Instructions to follow:
What you return must match the listing word for word.

Recorded data:

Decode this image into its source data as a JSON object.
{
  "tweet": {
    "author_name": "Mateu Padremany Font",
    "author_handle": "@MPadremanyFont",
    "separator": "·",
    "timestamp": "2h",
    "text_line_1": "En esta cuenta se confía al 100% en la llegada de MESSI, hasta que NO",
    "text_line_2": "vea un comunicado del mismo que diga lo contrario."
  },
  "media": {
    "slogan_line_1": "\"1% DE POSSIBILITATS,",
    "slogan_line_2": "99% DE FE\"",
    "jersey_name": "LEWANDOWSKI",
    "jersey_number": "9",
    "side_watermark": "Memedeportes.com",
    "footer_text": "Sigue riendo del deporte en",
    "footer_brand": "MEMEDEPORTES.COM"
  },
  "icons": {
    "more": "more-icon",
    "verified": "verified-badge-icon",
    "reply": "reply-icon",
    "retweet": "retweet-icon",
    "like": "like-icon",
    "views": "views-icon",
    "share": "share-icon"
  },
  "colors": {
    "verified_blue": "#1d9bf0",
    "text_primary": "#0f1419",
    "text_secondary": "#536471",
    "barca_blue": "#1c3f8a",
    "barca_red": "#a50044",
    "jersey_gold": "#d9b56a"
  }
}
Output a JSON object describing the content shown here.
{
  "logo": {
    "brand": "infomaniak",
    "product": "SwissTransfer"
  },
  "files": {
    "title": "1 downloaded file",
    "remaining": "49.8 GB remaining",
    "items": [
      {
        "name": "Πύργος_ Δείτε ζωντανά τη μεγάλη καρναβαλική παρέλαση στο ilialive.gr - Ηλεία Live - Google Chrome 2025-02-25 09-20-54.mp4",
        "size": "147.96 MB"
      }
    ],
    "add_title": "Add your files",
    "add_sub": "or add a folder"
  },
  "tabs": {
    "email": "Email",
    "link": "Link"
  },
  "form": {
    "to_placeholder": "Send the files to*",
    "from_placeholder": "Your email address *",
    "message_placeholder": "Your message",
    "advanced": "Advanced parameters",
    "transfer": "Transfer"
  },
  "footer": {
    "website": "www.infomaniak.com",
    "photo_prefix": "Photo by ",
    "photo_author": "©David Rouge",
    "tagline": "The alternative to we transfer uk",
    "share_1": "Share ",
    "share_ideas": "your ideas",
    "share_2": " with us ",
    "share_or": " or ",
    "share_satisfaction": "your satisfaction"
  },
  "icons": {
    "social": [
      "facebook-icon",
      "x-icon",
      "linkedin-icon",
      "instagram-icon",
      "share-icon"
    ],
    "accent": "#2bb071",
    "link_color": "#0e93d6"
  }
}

Answer:
Decode this image into its source data as a JSON object.
{
  "tweet": {
    "author_name": "Mateu Padremany Font",
    "author_handle": "@MPadremanyFont",
    "separator": "·",
    "timestamp": "2h",
    "text_line_1": "En esta cuenta se confía al 100% en la llegada de MESSI, hasta que NO",
    "text_line_2": "vea un comunicado del mismo que diga lo contrario."
  },
  "media": {
    "slogan_line_1": "\"1% DE POSSIBILITATS,",
    "slogan_line_2": "99% DE FE\"",
    "jersey_name": "LEWANDOWSKI",
    "jersey_number": "9",
    "side_watermark": "Memedeportes.com",
    "footer_text": "Sigue riendo del deporte en",
    "footer_brand": "MEMEDEPORTES.COM"
  },
  "icons": {
    "more": "more-icon",
    "verified": "verified-badge-icon",
    "reply": "reply-icon",
    "retweet": "retweet-icon",
    "like": "like-icon",
    "views": "views-icon",
    "share": "share-icon"
  },
  "colors": {
    "verified_blue": "#1d9bf0",
    "text_primary": "#0f1419",
    "text_secondary": "#536471",
    "barca_blue": "#1c3f8a",
    "barca_red": "#a50044",
    "jersey_gold": "#d9b56a"
  }
}
Output a JSON object describing the content shown here.
{
  "logo": {
    "brand": "infomaniak",
    "product": "SwissTransfer"
  },
  "files": {
    "title": "1 downloaded file",
    "remaining": "49.8 GB remaining",
    "items": [
      {
        "name": "Πύργος_ Δείτε ζωντανά τη μεγάλη καρναβαλική παρέλαση στο ilialive.gr - Ηλεία Live - Google Chrome 2025-02-25 09-20-54.mp4",
        "size": "147.96 MB"
      }
    ],
    "add_title": "Add your files",
    "add_sub": "or add a folder"
  },
  "tabs": {
    "email": "Email",
    "link": "Link"
  },
  "form": {
    "to_placeholder": "Send the files to*",
    "from_placeholder": "Your email address *",
    "message_placeholder": "Your message",
    "advanced": "Advanced parameters",
    "transfer": "Transfer"
  },
  "footer": {
    "website": "www.infomaniak.com",
    "photo_prefix": "Photo by ",
    "photo_author": "©David Rouge",
    "tagline": "The alternative to we transfer uk",
    "share_1": "Share ",
    "share_ideas": "your ideas",
    "share_2": " with us ",
    "share_or": " or ",
    "share_satisfaction": "your satisfaction"
  },
  "icons": {
    "social": [
      "facebook-icon",
      "x-icon",
      "linkedin-icon",
      "instagram-icon",
      "share-icon"
    ],
    "accent": "#2bb071",
    "link_color": "#0e93d6"
  }
}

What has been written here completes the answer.